Neither fish nor fowl
It’s very disconcerting when you leave your corporate career. You have lost your role and your identity and all the anchors of that life have faded away. You know what you were but you don’t yet know who are going to be. You were employed, a career executive, a professional of some description and now you are … well, what?
There’s lots of things that you could become. A contractor, a consultant, a business owner, an ‘entrepreneur’ (whatever that is), or some other things altogether. Or perhaps a mix of things, a portfolio careerist.
But right now you aren’t any other those. You are in-between, neither fish nor fowl.
This is what Marianne Cantwell calls a ‘liminal’ stage. (She introduces the idea of liminality in her excellent TEDx Talk). You are in flux and it’s a time of uncertainty, of not knowing. The problem is that society doesn’t really like this, it likes certainty. If you are not one thing, then you need to be another. If you are no longer a corporate executive, then you have to be someone else.
It’s not OK to say you are ‘in between’. “In between what?” will be the answer. “Are you resting. Like an actor?” they will say, putting you down as a failure.
So we are pressured to jump, to make a choice to be something else. This is not a good idea.
You see, being in between, being in this liminal stage, is a great place to be. It’s the place of creativity, of possibility and of growth. Certainly, we feel the tension and the anxiety but that is also when we can feel most alive. The secret is actually to stay in that place, to relax into the uncertainty and to trust your subconscious to figure it all out for you, in due course.
It’s a very necessary part of transition too. I use William Bridges’ 3-stage model of transition:
- The Letting Go
- The Neutral Zone
- The New Beginning.
This uncertain, anxious but creative phase is The Neutral Zone, the stage where we have left the past behind but still haven’t figured out what our future holds. It’s the part when people often go off into the wilderness on their own for a bit.
If we jump this stage then we take all of our unresolved problems forward with us, which will sabotage whatever we try to do next and prevent making the transition successfully.
We have to be able to resist the societal pressures to put ourselves in another box, to slap a new label on ourselves, and to sit with the discomfort and uncertainty for the time we need to move through this stage properly. This is hard to do by ourselves, by sheer force of will power.
It’s important, then, to surround ourselves with people who understand the struggle that we are going through, who can support us without judgement and who know the value of staying in this space. Others who are neither fish nor fowl either, who get exactly where we are.

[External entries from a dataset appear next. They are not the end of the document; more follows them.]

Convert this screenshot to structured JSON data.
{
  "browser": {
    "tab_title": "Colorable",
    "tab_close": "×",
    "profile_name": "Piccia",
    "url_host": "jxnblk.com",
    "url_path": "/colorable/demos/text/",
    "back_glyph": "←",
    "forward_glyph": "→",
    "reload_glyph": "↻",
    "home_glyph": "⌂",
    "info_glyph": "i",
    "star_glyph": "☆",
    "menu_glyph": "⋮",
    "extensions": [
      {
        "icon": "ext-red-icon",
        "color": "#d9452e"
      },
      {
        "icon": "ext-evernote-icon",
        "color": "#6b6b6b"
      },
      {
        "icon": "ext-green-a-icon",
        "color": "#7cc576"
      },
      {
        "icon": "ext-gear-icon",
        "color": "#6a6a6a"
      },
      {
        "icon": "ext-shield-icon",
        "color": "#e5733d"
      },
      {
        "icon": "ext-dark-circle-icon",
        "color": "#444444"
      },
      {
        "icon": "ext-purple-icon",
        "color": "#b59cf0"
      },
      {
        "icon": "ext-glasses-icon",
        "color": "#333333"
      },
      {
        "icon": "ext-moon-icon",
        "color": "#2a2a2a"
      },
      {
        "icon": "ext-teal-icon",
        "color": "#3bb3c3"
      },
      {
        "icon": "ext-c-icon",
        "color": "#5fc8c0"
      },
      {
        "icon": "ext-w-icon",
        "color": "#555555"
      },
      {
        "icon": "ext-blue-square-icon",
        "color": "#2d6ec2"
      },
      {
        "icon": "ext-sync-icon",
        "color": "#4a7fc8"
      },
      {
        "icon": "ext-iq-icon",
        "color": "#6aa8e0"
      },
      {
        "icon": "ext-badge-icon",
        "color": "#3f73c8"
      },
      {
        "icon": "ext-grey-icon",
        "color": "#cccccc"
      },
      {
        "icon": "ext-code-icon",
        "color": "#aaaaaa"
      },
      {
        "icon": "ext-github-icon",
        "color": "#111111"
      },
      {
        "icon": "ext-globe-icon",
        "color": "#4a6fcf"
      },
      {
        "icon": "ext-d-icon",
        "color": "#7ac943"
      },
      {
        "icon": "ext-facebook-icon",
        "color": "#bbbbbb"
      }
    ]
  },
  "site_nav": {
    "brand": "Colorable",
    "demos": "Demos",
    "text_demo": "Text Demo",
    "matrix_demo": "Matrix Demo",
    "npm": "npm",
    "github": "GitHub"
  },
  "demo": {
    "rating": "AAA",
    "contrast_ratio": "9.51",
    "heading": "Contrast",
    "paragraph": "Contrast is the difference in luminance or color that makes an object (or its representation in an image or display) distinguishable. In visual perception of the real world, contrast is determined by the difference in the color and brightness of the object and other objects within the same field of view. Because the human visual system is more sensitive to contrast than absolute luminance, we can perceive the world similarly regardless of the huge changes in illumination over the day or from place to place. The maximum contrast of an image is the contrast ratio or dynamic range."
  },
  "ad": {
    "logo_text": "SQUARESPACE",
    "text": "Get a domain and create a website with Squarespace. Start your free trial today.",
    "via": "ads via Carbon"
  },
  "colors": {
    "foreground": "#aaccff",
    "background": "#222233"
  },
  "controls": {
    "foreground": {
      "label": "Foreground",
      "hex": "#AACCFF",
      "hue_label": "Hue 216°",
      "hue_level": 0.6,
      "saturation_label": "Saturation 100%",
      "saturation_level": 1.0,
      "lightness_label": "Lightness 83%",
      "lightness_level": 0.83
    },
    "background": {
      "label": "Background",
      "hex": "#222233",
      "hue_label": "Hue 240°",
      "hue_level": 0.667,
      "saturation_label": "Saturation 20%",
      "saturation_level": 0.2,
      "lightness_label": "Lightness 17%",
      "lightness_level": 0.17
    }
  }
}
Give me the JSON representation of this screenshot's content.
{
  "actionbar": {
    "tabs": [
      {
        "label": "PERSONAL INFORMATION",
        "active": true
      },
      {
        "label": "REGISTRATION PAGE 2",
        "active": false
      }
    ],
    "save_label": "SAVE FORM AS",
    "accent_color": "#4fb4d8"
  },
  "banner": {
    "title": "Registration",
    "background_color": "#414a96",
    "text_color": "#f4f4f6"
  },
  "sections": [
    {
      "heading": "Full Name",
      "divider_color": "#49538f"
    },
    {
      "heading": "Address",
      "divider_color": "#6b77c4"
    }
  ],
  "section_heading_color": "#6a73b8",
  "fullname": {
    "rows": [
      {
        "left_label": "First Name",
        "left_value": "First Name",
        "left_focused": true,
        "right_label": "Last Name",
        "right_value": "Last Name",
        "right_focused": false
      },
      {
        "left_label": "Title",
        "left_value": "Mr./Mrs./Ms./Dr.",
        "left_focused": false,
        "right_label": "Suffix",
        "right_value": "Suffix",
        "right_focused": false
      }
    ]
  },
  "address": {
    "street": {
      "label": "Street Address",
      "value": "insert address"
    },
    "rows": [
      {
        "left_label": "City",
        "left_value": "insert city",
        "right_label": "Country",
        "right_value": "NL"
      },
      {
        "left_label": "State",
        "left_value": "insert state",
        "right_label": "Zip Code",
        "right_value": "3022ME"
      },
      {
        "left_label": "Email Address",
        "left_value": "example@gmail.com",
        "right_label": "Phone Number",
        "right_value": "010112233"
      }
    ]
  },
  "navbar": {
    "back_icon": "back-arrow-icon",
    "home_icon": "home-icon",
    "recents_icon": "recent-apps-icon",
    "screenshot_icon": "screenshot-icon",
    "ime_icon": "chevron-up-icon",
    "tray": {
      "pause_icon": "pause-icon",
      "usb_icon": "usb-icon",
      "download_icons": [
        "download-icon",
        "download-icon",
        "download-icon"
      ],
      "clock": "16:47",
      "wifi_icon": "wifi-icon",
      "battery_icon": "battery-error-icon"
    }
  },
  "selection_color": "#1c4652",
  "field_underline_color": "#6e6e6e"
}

This much may be obvious but where to find them is less so. That is why I created After the Mothership, a place where it’s absolutely OK to be an in-betweener, to not know what you do, to be uncertain about what you are doing next but also in the ideal place to figure it out.
If you’d like to join us in our liminal space and share our in-between-ness, join the conversation in our private Facebook group HERE.
Or come and meet us in person at the September ‘After the Mothership LIVE!’ event and grab your tickets HERE.
First published on www.afterthemothership.com/blog on 22/08/17